RECORDS FOR THIS TASK:
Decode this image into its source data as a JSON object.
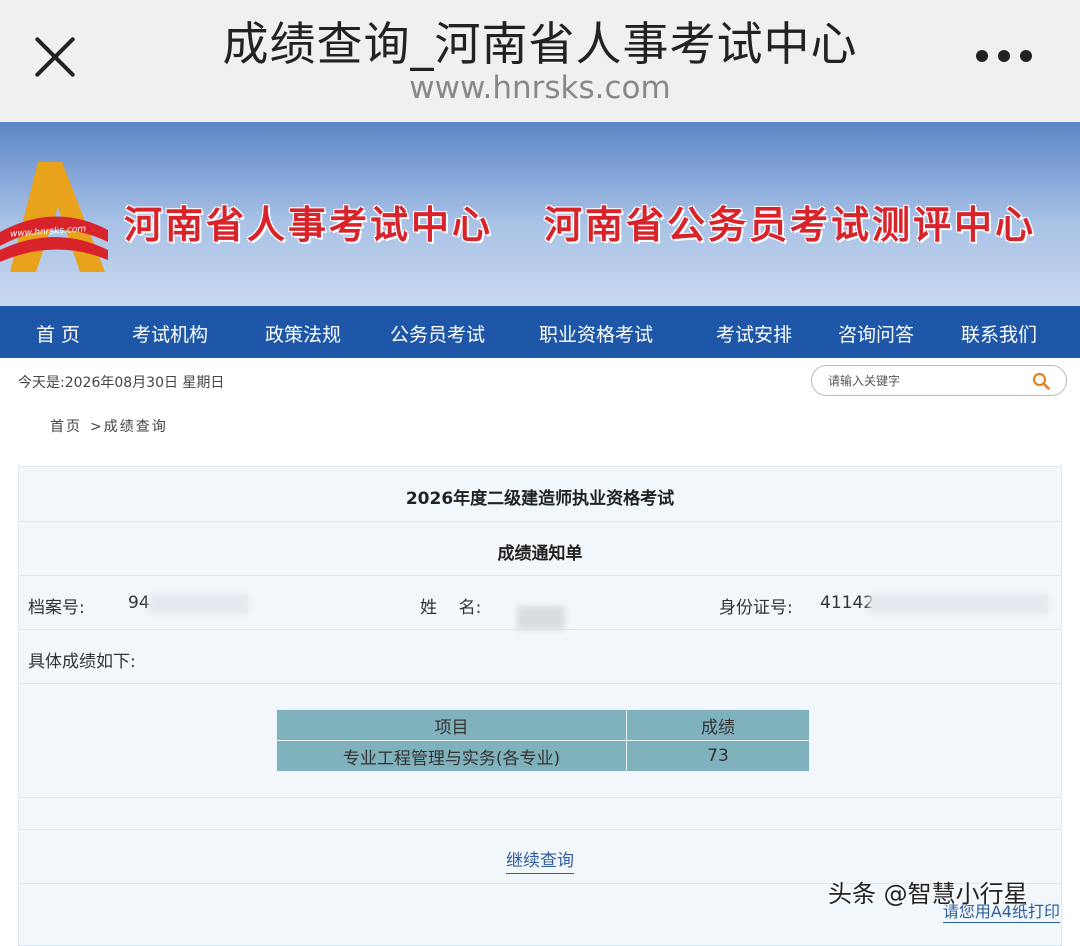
{
  "browser": {
    "title": "成绩查询_河南省人事考试中心",
    "url": "www.hnrsks.com",
    "close_icon": "close-icon",
    "more_icon": "more-dots-icon"
  },
  "banner": {
    "logo_text": "www.hnrsks.com",
    "name_left": "河南省人事考试中心",
    "name_right": "河南省公务员考试测评中心"
  },
  "nav": {
    "items": [
      "首 页",
      "考试机构",
      "政策法规",
      "公务员考试",
      "职业资格考试",
      "考试安排",
      "咨询问答",
      "联系我们"
    ]
  },
  "date_line": "今天是:2026年08月30日 星期日",
  "search": {
    "placeholder": "请输入关键字",
    "icon": "search-icon"
  },
  "breadcrumb": {
    "home": "首页",
    "current": ">成绩查询"
  },
  "notice": {
    "exam_title": "2026年度二级建造师执业资格考试",
    "doc_title": "成绩通知单",
    "file_no_label": "档案号:",
    "file_no_value": "94",
    "name_label": "姓    名:",
    "id_label": "身份证号:",
    "id_value": "41142",
    "scores_intro": "具体成绩如下:",
    "table_headers": [
      "项目",
      "成绩"
    ],
    "table_rows": [
      {
        "subject": "专业工程管理与实务(各专业)",
        "score": "73"
      }
    ],
    "continue_link": "继续查询",
    "print_note": "请您用A4纸打印"
  },
  "watermark": "头条 @智慧小行星",
  "colors": {
    "nav_bg": "#1e56a8",
    "banner_red": "#d8232a",
    "table_bg": "#7fb2bd",
    "link": "#2d5d9e"
  }
}
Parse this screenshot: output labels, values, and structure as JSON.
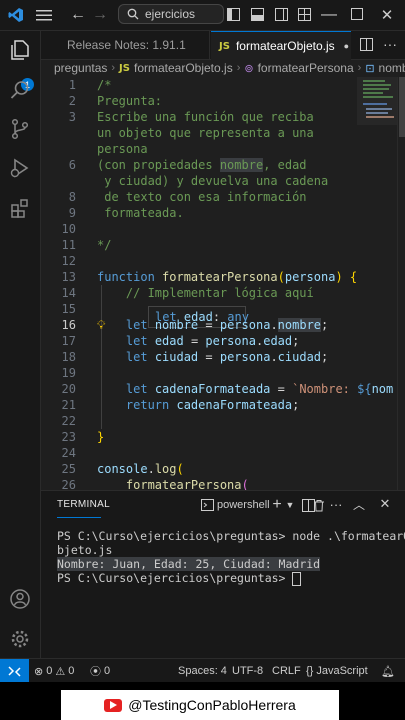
{
  "titlebar": {
    "search_text": "ejercicios",
    "icons": [
      "vscode-logo-icon",
      "menu-icon",
      "back-icon",
      "forward-icon",
      "search-icon",
      "layout-icons"
    ]
  },
  "tabs": [
    {
      "label": "Release Notes: 1.91.1",
      "active": false
    },
    {
      "label": "formatearObjeto.js",
      "active": true,
      "lang": "JS"
    }
  ],
  "breadcrumb": [
    "preguntas",
    "formatearObjeto.js",
    "formatearPersona",
    "nombre"
  ],
  "activity": {
    "badge": "1"
  },
  "editor": {
    "current_line": "16",
    "lines": [
      {
        "n": "1",
        "parts": [
          [
            "c-cm",
            "/*"
          ]
        ]
      },
      {
        "n": "2",
        "parts": [
          [
            "c-cm",
            "Pregunta:"
          ]
        ]
      },
      {
        "n": "3",
        "parts": [
          [
            "c-cm",
            "Escribe una función que reciba"
          ]
        ]
      },
      {
        "n": "",
        "parts": [
          [
            "c-cm",
            "un objeto que representa a una"
          ]
        ]
      },
      {
        "n": "",
        "parts": [
          [
            "c-cm",
            "persona"
          ]
        ]
      },
      {
        "n": "6",
        "parts": [
          [
            "c-cm",
            "(con propiedades "
          ],
          [
            "c-cm hl",
            "nombre"
          ],
          [
            "c-cm",
            ", edad"
          ]
        ]
      },
      {
        "n": "",
        "parts": [
          [
            "c-cm",
            " y ciudad) y devuelva una cadena"
          ]
        ]
      },
      {
        "n": "8",
        "parts": [
          [
            "c-cm",
            " de texto con esa información"
          ]
        ]
      },
      {
        "n": "9",
        "parts": [
          [
            "c-cm",
            " formateada."
          ]
        ]
      },
      {
        "n": "10",
        "parts": []
      },
      {
        "n": "11",
        "parts": [
          [
            "c-cm",
            "*/"
          ]
        ]
      },
      {
        "n": "12",
        "parts": []
      },
      {
        "n": "13",
        "parts": [
          [
            "c-kw",
            "function "
          ],
          [
            "c-fn",
            "formatearPersona"
          ],
          [
            "c-b",
            "("
          ],
          [
            "c-var",
            "persona"
          ],
          [
            "c-b",
            ")"
          ],
          [
            "c-p",
            " "
          ],
          [
            "c-b",
            "{"
          ]
        ]
      },
      {
        "n": "14",
        "parts": [
          [
            "c-p",
            "    "
          ],
          [
            "c-cm",
            "// Implementar lógica aquí"
          ]
        ]
      },
      {
        "n": "15",
        "parts": []
      },
      {
        "n": "16",
        "parts": [
          [
            "c-p",
            "    "
          ],
          [
            "c-kw",
            "let "
          ],
          [
            "c-var",
            "nombre"
          ],
          [
            "c-p",
            " = "
          ],
          [
            "c-var",
            "persona"
          ],
          [
            "c-p",
            "."
          ],
          [
            "c-var hl",
            "nombre"
          ],
          [
            "c-p",
            ";"
          ]
        ]
      },
      {
        "n": "17",
        "parts": [
          [
            "c-p",
            "    "
          ],
          [
            "c-kw",
            "let "
          ],
          [
            "c-var",
            "edad"
          ],
          [
            "c-p",
            " = "
          ],
          [
            "c-var",
            "persona"
          ],
          [
            "c-p",
            "."
          ],
          [
            "c-var",
            "edad"
          ],
          [
            "c-p",
            ";"
          ]
        ]
      },
      {
        "n": "18",
        "parts": [
          [
            "c-p",
            "    "
          ],
          [
            "c-kw",
            "let "
          ],
          [
            "c-var",
            "ciudad"
          ],
          [
            "c-p",
            " = "
          ],
          [
            "c-var",
            "persona"
          ],
          [
            "c-p",
            "."
          ],
          [
            "c-var",
            "ciudad"
          ],
          [
            "c-p",
            ";"
          ]
        ]
      },
      {
        "n": "19",
        "parts": []
      },
      {
        "n": "20",
        "parts": [
          [
            "c-p",
            "    "
          ],
          [
            "c-kw",
            "let "
          ],
          [
            "c-var",
            "cadenaFormateada"
          ],
          [
            "c-p",
            " = "
          ],
          [
            "c-str",
            "`Nombre: "
          ],
          [
            "c-kw",
            "${"
          ],
          [
            "c-var",
            "nom"
          ]
        ]
      },
      {
        "n": "21",
        "parts": [
          [
            "c-p",
            "    "
          ],
          [
            "c-kw",
            "return "
          ],
          [
            "c-var",
            "cadenaFormateada"
          ],
          [
            "c-p",
            ";"
          ]
        ]
      },
      {
        "n": "22",
        "parts": []
      },
      {
        "n": "23",
        "parts": [
          [
            "c-b",
            "}"
          ]
        ]
      },
      {
        "n": "24",
        "parts": []
      },
      {
        "n": "25",
        "parts": [
          [
            "c-var",
            "console"
          ],
          [
            "c-p",
            "."
          ],
          [
            "c-fn",
            "log"
          ],
          [
            "c-b",
            "("
          ]
        ]
      },
      {
        "n": "26",
        "parts": [
          [
            "c-p",
            "    "
          ],
          [
            "c-fn",
            "formatearPersona"
          ],
          [
            "c-b2",
            "("
          ]
        ]
      }
    ],
    "hover": {
      "keyword": "let",
      "name": "edad",
      "type": "any"
    }
  },
  "panel": {
    "tab": "TERMINAL",
    "shell": "powershell",
    "lines": [
      {
        "text": "PS C:\\Curso\\ejercicios\\preguntas> node .\\formatearO",
        "sel": false
      },
      {
        "text": "bjeto.js",
        "sel": false
      },
      {
        "text": "Nombre: Juan, Edad: 25, Ciudad: Madrid",
        "sel": true
      },
      {
        "text": "PS C:\\Curso\\ejercicios\\preguntas> ",
        "sel": false,
        "cursor": true
      }
    ]
  },
  "status": {
    "errors": "0",
    "warnings": "0",
    "ports": "0",
    "spaces": "Spaces: 4",
    "encoding": "UTF-8",
    "eol": "CRLF",
    "language": "JavaScript"
  },
  "watermark": "@TestingConPabloHerrera"
}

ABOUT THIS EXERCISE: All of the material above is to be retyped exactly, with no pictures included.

PROBLEM SOLUTION:
Decode this image into its source data as a JSON object.
{
  "browser": {
    "title": "成绩查询_河南省人事考试中心",
    "url": "www.hnrsks.com",
    "close_icon": "close-icon",
    "more_icon": "more-dots-icon"
  },
  "banner": {
    "logo_text": "www.hnrsks.com",
    "name_left": "河南省人事考试中心",
    "name_right": "河南省公务员考试测评中心"
  },
  "nav": {
    "items": [
      "首 页",
      "考试机构",
      "政策法规",
      "公务员考试",
      "职业资格考试",
      "考试安排",
      "咨询问答",
      "联系我们"
    ]
  },
  "date_line": "今天是:2026年08月30日 星期日",
  "search": {
    "placeholder": "请输入关键字",
    "icon": "search-icon"
  },
  "breadcrumb": {
    "home": "首页",
    "current": ">成绩查询"
  },
  "notice": {
    "exam_title": "2026年度二级建造师执业资格考试",
    "doc_title": "成绩通知单",
    "file_no_label": "档案号:",
    "file_no_value": "94",
    "name_label": "姓    名:",
    "id_label": "身份证号:",
    "id_value": "41142",
    "scores_intro": "具体成绩如下:",
    "table_headers": [
      "项目",
      "成绩"
    ],
    "table_rows": [
      {
        "subject": "专业工程管理与实务(各专业)",
        "score": "73"
      }
    ],
    "continue_link": "继续查询",
    "print_note": "请您用A4纸打印"
  },
  "watermark": "头条 @智慧小行星",
  "colors": {
    "nav_bg": "#1e56a8",
    "banner_red": "#d8232a",
    "table_bg": "#7fb2bd",
    "link": "#2d5d9e"
  }
}
Parse this screenshot: output labels, values, and structure as JSON.
{
  "titlebar": {
    "search_text": "ejercicios",
    "icons": [
      "vscode-logo-icon",
      "menu-icon",
      "back-icon",
      "forward-icon",
      "search-icon",
      "layout-icons"
    ]
  },
  "tabs": [
    {
      "label": "Release Notes: 1.91.1",
      "active": false
    },
    {
      "label": "formatearObjeto.js",
      "active": true,
      "lang": "JS"
    }
  ],
  "breadcrumb": [
    "preguntas",
    "formatearObjeto.js",
    "formatearPersona",
    "nombre"
  ],
  "activity": {
    "badge": "1"
  },
  "editor": {
    "current_line": "16",
    "lines": [
      {
        "n": "1",
        "parts": [
          [
            "c-cm",
            "/*"
          ]
        ]
      },
      {
        "n": "2",
        "parts": [
          [
            "c-cm",
            "Pregunta:"
          ]
        ]
      },
      {
        "n": "3",
        "parts": [
          [
            "c-cm",
            "Escribe una función que reciba"
          ]
        ]
      },
      {
        "n": "",
        "parts": [
          [
            "c-cm",
            "un objeto que representa a una"
          ]
        ]
      },
      {
        "n": "",
        "parts": [
          [
            "c-cm",
            "persona"
          ]
        ]
      },
      {
        "n": "6",
        "parts": [
          [
            "c-cm",
            "(con propiedades "
          ],
          [
            "c-cm hl",
            "nombre"
          ],
          [
            "c-cm",
            ", edad"
          ]
        ]
      },
      {
        "n": "",
        "parts": [
          [
            "c-cm",
            " y ciudad) y devuelva una cadena"
          ]
        ]
      },
      {
        "n": "8",
        "parts": [
          [
            "c-cm",
            " de texto con esa información"
          ]
        ]
      },
      {
        "n": "9",
        "parts": [
          [
            "c-cm",
            " formateada."
          ]
        ]
      },
      {
        "n": "10",
        "parts": []
      },
      {
        "n": "11",
        "parts": [
          [
            "c-cm",
            "*/"
          ]
        ]
      },
      {
        "n": "12",
        "parts": []
      },
      {
        "n": "13",
        "parts": [
          [
            "c-kw",
            "function "
          ],
          [
            "c-fn",
            "formatearPersona"
          ],
          [
            "c-b",
            "("
          ],
          [
            "c-var",
            "persona"
          ],
          [
            "c-b",
            ")"
          ],
          [
            "c-p",
            " "
          ],
          [
            "c-b",
            "{"
          ]
        ]
      },
      {
        "n": "14",
        "parts": [
          [
            "c-p",
            "    "
          ],
          [
            "c-cm",
            "// Implementar lógica aquí"
          ]
        ]
      },
      {
        "n": "15",
        "parts": []
      },
      {
        "n": "16",
        "parts": [
          [
            "c-p",
            "    "
          ],
          [
            "c-kw",
            "let "
          ],
          [
            "c-var",
            "nombre"
          ],
          [
            "c-p",
            " = "
          ],
          [
            "c-var",
            "persona"
          ],
          [
            "c-p",
            "."
          ],
          [
            "c-var hl",
            "nombre"
          ],
          [
            "c-p",
            ";"
          ]
        ]
      },
      {
        "n": "17",
        "parts": [
          [
            "c-p",
            "    "
          ],
          [
            "c-kw",
            "let "
          ],
          [
            "c-var",
            "edad"
          ],
          [
            "c-p",
            " = "
          ],
          [
            "c-var",
            "persona"
          ],
          [
            "c-p",
            "."
          ],
          [
            "c-var",
            "edad"
          ],
          [
            "c-p",
            ";"
          ]
        ]
      },
      {
        "n": "18",
        "parts": [
          [
            "c-p",
            "    "
          ],
          [
            "c-kw",
            "let "
          ],
          [
            "c-var",
            "ciudad"
          ],
          [
            "c-p",
            " = "
          ],
          [
            "c-var",
            "persona"
          ],
          [
            "c-p",
            "."
          ],
          [
            "c-var",
            "ciudad"
          ],
          [
            "c-p",
            ";"
          ]
        ]
      },
      {
        "n": "19",
        "parts": []
      },
      {
        "n": "20",
        "parts": [
          [
            "c-p",
            "    "
          ],
          [
            "c-kw",
            "let "
          ],
          [
            "c-var",
            "cadenaFormateada"
          ],
          [
            "c-p",
            " = "
          ],
          [
            "c-str",
            "`Nombre: "
          ],
          [
            "c-kw",
            "${"
          ],
          [
            "c-var",
            "nom"
          ]
        ]
      },
      {
        "n": "21",
        "parts": [
          [
            "c-p",
            "    "
          ],
          [
            "c-kw",
            "return "
          ],
          [
            "c-var",
            "cadenaFormateada"
          ],
          [
            "c-p",
            ";"
          ]
        ]
      },
      {
        "n": "22",
        "parts": []
      },
      {
        "n": "23",
        "parts": [
          [
            "c-b",
            "}"
          ]
        ]
      },
      {
        "n": "24",
        "parts": []
      },
      {
        "n": "25",
        "parts": [
          [
            "c-var",
            "console"
          ],
          [
            "c-p",
            "."
          ],
          [
            "c-fn",
            "log"
          ],
          [
            "c-b",
            "("
          ]
        ]
      },
      {
        "n": "26",
        "parts": [
          [
            "c-p",
            "    "
          ],
          [
            "c-fn",
            "formatearPersona"
          ],
          [
            "c-b2",
            "("
          ]
        ]
      }
    ],
    "hover": {
      "keyword": "let",
      "name": "edad",
      "type": "any"
    }
  },
  "panel": {
    "tab": "TERMINAL",
    "shell": "powershell",
    "lines": [
      {
        "text": "PS C:\\Curso\\ejercicios\\preguntas> node .\\formatearO",
        "sel": false
      },
      {
        "text": "bjeto.js",
        "sel": false
      },
      {
        "text": "Nombre: Juan, Edad: 25, Ciudad: Madrid",
        "sel": true
      },
      {
        "text": "PS C:\\Curso\\ejercicios\\preguntas> ",
        "sel": false,
        "cursor": true
      }
    ]
  },
  "status": {
    "errors": "0",
    "warnings": "0",
    "ports": "0",
    "spaces": "Spaces: 4",
    "encoding": "UTF-8",
    "eol": "CRLF",
    "language": "JavaScript"
  },
  "watermark": "@TestingConPabloHerrera"
}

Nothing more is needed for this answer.